The task » For each line of the listing that includes the word "access", show the whole line.

Information shown »

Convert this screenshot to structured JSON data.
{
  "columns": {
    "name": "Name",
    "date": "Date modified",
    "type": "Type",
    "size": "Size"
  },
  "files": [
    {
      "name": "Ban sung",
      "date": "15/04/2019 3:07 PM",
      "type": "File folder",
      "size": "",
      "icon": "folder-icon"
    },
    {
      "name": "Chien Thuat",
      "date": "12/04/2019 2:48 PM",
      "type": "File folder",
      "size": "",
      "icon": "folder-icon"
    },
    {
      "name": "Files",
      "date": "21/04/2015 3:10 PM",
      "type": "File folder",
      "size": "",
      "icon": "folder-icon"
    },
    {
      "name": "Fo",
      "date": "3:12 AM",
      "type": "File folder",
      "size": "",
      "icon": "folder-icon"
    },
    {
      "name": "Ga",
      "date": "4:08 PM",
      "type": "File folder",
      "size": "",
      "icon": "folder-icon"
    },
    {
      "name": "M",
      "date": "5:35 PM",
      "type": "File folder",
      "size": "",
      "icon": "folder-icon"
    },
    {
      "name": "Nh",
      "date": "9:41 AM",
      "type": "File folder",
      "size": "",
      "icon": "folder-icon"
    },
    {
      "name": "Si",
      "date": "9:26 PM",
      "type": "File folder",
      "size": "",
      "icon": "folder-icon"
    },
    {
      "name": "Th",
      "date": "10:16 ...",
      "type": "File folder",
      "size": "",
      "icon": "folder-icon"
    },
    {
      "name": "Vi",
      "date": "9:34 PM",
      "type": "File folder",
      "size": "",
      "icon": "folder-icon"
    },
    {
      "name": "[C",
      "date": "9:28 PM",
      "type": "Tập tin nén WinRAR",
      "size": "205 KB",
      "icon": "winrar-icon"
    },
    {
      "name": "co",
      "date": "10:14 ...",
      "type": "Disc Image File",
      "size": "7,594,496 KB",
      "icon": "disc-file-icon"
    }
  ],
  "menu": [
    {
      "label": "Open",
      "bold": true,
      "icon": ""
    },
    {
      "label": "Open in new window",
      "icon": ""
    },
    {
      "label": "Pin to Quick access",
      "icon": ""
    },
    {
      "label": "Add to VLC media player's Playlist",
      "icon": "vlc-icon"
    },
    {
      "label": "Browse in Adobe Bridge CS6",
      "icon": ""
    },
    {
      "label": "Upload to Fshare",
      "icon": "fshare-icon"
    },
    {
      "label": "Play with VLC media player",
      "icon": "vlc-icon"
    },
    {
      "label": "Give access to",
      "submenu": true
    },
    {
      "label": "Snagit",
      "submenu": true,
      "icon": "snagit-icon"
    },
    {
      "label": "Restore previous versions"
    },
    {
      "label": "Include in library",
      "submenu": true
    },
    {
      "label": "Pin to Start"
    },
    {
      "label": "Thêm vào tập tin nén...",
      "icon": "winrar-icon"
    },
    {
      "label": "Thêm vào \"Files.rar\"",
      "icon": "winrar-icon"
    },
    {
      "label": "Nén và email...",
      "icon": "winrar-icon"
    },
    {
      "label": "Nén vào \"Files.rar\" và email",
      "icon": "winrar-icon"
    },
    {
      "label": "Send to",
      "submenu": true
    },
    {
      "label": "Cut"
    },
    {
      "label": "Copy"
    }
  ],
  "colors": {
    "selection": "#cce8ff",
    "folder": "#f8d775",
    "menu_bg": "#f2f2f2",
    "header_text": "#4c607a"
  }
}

Response to this exercise »
      "label": "Pin to Quick access",
      "label": "Give access to",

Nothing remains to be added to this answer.